## About this exercise
Select from the data all lines with the word "Pastrami".

## Data section
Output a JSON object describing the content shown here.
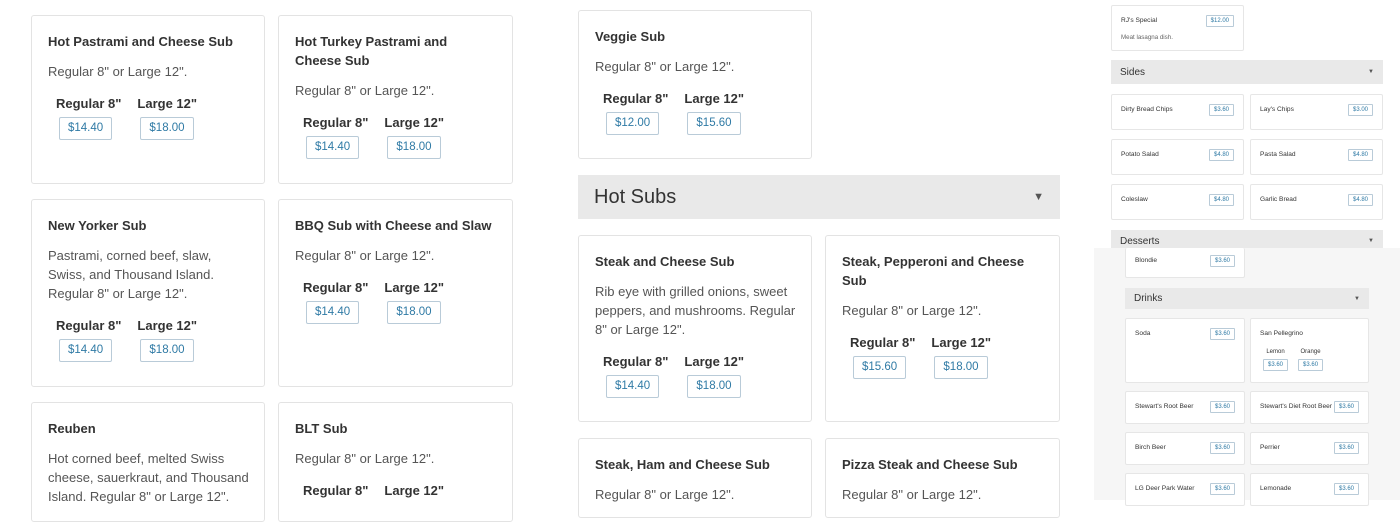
{
  "colors": {
    "accent": "#2f7aa5",
    "header_bg": "#e9e9e9",
    "card_border": "#e3e3e3"
  },
  "price_labels": {
    "regular": "Regular 8\"",
    "large": "Large 12\""
  },
  "left_items": [
    {
      "title": "Hot Pastrami and Cheese Sub",
      "desc": "Regular 8\" or Large 12\".",
      "regular": "$14.40",
      "large": "$18.00"
    },
    {
      "title": "Hot Turkey Pastrami and Cheese Sub",
      "desc": "Regular 8\" or Large 12\".",
      "regular": "$14.40",
      "large": "$18.00"
    },
    {
      "title": "New Yorker Sub",
      "desc": "Pastrami, corned beef, slaw, Swiss, and Thousand Island. Regular 8\" or Large 12\".",
      "regular": "$14.40",
      "large": "$18.00"
    },
    {
      "title": "BBQ Sub with Cheese and Slaw",
      "desc": "Regular 8\" or Large 12\".",
      "regular": "$14.40",
      "large": "$18.00"
    },
    {
      "title": "Reuben",
      "desc": "Hot corned beef, melted Swiss cheese, sauerkraut, and Thousand Island. Regular 8\" or Large 12\"."
    },
    {
      "title": "BLT Sub",
      "desc": "Regular 8\" or Large 12\"."
    }
  ],
  "veggie": {
    "title": "Veggie Sub",
    "desc": "Regular 8\" or Large 12\".",
    "regular": "$12.00",
    "large": "$15.60"
  },
  "hot_subs": {
    "title": "Hot Subs",
    "items": [
      {
        "title": "Steak and Cheese Sub",
        "desc": "Rib eye with grilled onions, sweet peppers, and mushrooms. Regular 8\" or Large 12\".",
        "regular": "$14.40",
        "large": "$18.00"
      },
      {
        "title": "Steak, Pepperoni and Cheese Sub",
        "desc": "Regular 8\" or Large 12\".",
        "regular": "$15.60",
        "large": "$18.00"
      },
      {
        "title": "Steak, Ham and Cheese Sub",
        "desc": "Regular 8\" or Large 12\"."
      },
      {
        "title": "Pizza Steak and Cheese Sub",
        "desc": "Regular 8\" or Large 12\"."
      }
    ]
  },
  "right_panel": {
    "special": {
      "title": "RJ's Special",
      "desc": "Meat lasagna dish.",
      "price": "$12.00"
    },
    "sides": {
      "title": "Sides",
      "items": [
        {
          "title": "Dirty Bread Chips",
          "price": "$3.60"
        },
        {
          "title": "Lay's Chips",
          "price": "$3.00"
        },
        {
          "title": "Potato Salad",
          "price": "$4.80"
        },
        {
          "title": "Pasta Salad",
          "price": "$4.80"
        },
        {
          "title": "Coleslaw",
          "price": "$4.80"
        },
        {
          "title": "Garlic Bread",
          "price": "$4.80"
        }
      ]
    },
    "desserts": {
      "title": "Desserts",
      "items": [
        {
          "title": "Blondie",
          "price": "$3.60"
        }
      ]
    },
    "drinks": {
      "title": "Drinks",
      "items": [
        {
          "title": "Soda",
          "price": "$3.60"
        },
        {
          "title": "San Pellegrino",
          "options": [
            {
              "label": "Lemon",
              "price": "$3.60"
            },
            {
              "label": "Orange",
              "price": "$3.60"
            }
          ]
        },
        {
          "title": "Stewart's Root Beer",
          "price": "$3.60"
        },
        {
          "title": "Stewart's Diet Root Beer",
          "price": "$3.60"
        },
        {
          "title": "Birch Beer",
          "price": "$3.60"
        },
        {
          "title": "Perrier",
          "price": "$3.60"
        },
        {
          "title": "LG Deer Park Water",
          "price": "$3.60"
        },
        {
          "title": "Lemonade",
          "price": "$3.60"
        }
      ]
    }
  }
}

## Response below
      "title": "Hot Pastrami and Cheese Sub",
      "title": "Hot Turkey Pastrami and Cheese Sub",
      "desc": "Pastrami, corned beef, slaw, Swiss, and Thousand Island. Regular 8\" or Large 12\".",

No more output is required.